James and Bond (Frankie Chan and Max Mok) are professional luxury car thieves who get caught between a mobster (Kong Do) who wants to exploit their gift, and a cop (Yukari Oshima) who’s bent on arresting them, with the help of her lovestruck underling (Michael Miu in a fun turn). Though the title suggests a focus on Frankie Chan (who also directs) and Max Mok’s characters, the latter is very often sidelined in favor of Yukari Oshima’s character and her cat and mouse flirting with Chan. The plot, or lack thereof, wanders aimlessly, springing the great Michiko Nishiwaki as a kind of black widow in the last 30 minutes, and breaking its lull of tame comedy with an impressive action finale in, wait for it, a warehouse. But The Outlaw Brothers is mostly a showcase for Oshima, who displays not only charisma and lightning moves, but also a lighter side that her often brutal roles at the time didn’t show, and the same goes for Nishiwaki, who doesn’t fight much but is gleefully flamboyant. Frankie Chan and Max Mok may be the outlaw brothers, but Yukari Oshima and Michiko Nishiwaki are the reasons to watch The Outlaw Brothers. **1/2


Where to buy it : On  /  On

CHOY LEE FUT (2011) review


In 2001, two films focused on the widely practiced (in China at any rate) martial arts known as Choy Lee Fut ; two films films which taken together say less about their subject that 10 minutes of Ip Man conveyed about Wing Chun. Of the two, John Ching’s Choy Lee Fut Kung Fu (which we reviewed recently) is the superior film, simply by dint of being funny on purpose. Tommy Law and Sam Wong’s Choy Lee Fut on the other hand, doesn’t seem to realize it’s laughable. Its unbelievably standard storyline concerns a young man (Sammy ‘son of Sammo’ Hung) who moves from London to China with his friend (Kane ‘son of Sho’ Kosugi) in order to learn Choy Lee Fut in a school owned by his father (Sammo Hung) and headed by his uncle (Yuen Wah). But just as they arrive, they are told that the school is about to be bought by a mega-conglomerate, and that the only way to keep ownership of it is to win a martial arts tournament a month later.

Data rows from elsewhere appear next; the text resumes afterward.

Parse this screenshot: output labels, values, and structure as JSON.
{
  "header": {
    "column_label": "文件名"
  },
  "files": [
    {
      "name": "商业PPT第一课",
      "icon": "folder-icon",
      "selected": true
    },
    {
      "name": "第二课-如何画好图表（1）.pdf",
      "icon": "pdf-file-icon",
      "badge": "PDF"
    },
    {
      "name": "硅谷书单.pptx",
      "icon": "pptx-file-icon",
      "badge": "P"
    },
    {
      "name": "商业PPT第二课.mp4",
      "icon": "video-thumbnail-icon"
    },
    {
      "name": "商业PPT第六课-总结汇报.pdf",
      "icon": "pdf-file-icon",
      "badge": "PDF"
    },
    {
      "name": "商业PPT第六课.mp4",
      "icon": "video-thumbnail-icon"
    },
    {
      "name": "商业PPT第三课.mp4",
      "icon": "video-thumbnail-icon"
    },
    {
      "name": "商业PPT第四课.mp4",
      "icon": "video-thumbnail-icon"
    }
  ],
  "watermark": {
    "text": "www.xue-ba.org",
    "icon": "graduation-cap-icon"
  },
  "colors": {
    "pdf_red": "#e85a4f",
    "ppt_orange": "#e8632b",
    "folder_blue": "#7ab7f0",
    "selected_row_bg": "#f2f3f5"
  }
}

From the opening scenes that hilariously try to pass England-style Chinese city Thames Town for London (about as good a stand-in for the British capital city as Toronto would be for Rome), to a facepalm-inducing fight between martial arts greats Sammo Hung and Yuen Wah that is set against an orange CGI background and edited like a Puma commercial, Choy Lee Fut manages to annoy and amuse in equal measures. It is narratively trite, with a contrived romantic subplot involving Sammy Hung and Wang Jia-Yin (as a representative of the conglomerate), who have a soul-crushing lack of chemistry, as well as clumsy training montages and a skimpy, unimpressive finale that holds no suspense, tension or surprise. The fights are short and awkwardly edited, with a quantity of cuts and angles that would have you believe that the actors have no martial arts proficiency at all. But they actually do, even if they often have little charisma: Sammy Hung is fairly lovable but an absolute lightweight compared to his father (who appears only a few minutes here), and the same goes for Kane Kosugi (though daddy Sho doesn’t appear). At least the great Yuen Wah is having fun, which is more than can be said of us when we sat through Choy Lee Fut‘s 90 minutes.

Long Story Short : Choy Lee Fut sets expectations with the presence of action greats Sammo Hung and Yuen Wah, then crushes those expectations with trite storytelling, cheap directing, and awkward fights. *1/2


Where to buy it : On